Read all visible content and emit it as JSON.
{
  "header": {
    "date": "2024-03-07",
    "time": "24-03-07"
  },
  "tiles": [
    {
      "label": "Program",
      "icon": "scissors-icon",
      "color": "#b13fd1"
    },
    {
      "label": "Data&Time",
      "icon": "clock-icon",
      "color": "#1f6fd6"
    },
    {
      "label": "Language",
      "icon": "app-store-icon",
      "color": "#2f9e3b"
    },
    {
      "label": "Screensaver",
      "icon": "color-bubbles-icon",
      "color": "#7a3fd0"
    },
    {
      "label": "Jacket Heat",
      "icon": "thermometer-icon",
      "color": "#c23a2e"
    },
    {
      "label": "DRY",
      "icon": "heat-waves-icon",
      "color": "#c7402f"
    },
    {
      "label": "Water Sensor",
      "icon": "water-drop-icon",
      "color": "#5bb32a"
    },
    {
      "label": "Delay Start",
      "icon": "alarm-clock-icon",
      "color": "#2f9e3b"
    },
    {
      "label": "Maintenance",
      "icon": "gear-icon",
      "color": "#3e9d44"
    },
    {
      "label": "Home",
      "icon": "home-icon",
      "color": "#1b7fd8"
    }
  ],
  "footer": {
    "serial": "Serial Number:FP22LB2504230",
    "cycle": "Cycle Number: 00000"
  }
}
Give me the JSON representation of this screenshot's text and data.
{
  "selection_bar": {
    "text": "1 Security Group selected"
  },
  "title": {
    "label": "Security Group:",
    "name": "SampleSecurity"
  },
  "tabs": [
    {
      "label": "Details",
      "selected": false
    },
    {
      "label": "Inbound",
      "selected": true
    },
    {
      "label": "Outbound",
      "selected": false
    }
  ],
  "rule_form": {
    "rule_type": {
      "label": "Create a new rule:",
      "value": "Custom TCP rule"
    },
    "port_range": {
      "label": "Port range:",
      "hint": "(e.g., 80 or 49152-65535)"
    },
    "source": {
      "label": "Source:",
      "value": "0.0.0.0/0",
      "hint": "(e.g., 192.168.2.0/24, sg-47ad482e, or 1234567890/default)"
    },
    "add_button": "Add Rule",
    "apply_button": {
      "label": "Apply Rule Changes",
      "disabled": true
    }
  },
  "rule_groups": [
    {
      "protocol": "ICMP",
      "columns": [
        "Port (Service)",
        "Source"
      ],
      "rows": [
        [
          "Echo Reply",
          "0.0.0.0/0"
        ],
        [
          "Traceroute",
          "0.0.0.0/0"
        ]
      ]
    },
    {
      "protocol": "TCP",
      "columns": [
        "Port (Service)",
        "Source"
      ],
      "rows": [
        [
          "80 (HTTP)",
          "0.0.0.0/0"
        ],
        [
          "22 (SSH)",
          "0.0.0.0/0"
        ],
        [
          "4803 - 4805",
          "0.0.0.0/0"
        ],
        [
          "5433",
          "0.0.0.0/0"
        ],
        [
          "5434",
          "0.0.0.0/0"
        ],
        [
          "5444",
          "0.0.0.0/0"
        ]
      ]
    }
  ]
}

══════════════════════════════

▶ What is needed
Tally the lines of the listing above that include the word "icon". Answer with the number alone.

▶ Result
10